**Exercise prompt**
Take every line in the entries that includes the word "placeholder" and copy it.

Stored data:
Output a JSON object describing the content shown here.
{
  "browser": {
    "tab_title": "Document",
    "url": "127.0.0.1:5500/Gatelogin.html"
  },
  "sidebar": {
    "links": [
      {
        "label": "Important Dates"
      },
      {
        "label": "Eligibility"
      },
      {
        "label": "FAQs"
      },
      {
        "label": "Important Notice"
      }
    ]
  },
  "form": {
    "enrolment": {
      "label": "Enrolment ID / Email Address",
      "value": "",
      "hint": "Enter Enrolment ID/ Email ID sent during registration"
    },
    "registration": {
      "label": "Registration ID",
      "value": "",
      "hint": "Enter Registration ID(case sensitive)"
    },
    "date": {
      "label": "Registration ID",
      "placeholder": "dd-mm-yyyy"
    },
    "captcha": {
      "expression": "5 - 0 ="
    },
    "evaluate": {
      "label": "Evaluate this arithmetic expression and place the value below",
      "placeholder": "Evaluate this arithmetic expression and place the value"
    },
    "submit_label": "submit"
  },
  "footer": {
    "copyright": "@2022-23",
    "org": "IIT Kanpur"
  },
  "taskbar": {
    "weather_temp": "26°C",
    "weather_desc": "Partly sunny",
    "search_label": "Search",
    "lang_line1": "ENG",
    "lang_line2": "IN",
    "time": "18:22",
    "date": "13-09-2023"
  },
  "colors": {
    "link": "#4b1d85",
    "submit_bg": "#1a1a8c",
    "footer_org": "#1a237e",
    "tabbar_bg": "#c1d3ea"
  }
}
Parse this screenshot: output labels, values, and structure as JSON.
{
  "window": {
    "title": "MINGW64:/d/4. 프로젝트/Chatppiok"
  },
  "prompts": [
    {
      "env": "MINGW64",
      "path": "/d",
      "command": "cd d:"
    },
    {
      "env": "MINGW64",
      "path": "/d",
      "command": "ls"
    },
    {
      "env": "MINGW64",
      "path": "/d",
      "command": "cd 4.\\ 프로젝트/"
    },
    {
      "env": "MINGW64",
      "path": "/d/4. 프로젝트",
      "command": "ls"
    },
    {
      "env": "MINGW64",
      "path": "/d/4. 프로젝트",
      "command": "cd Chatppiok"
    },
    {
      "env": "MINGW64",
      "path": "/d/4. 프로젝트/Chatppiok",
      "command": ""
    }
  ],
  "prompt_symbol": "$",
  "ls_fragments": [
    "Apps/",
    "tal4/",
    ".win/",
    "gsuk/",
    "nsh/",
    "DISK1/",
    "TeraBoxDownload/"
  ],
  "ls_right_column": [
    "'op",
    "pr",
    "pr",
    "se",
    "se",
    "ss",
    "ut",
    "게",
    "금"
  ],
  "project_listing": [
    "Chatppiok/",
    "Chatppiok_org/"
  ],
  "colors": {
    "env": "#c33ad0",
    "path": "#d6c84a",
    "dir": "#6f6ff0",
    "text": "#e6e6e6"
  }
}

**Answer space**
      "placeholder": "dd-mm-yyyy"
      "placeholder": "Evaluate this arithmetic expression and place the value"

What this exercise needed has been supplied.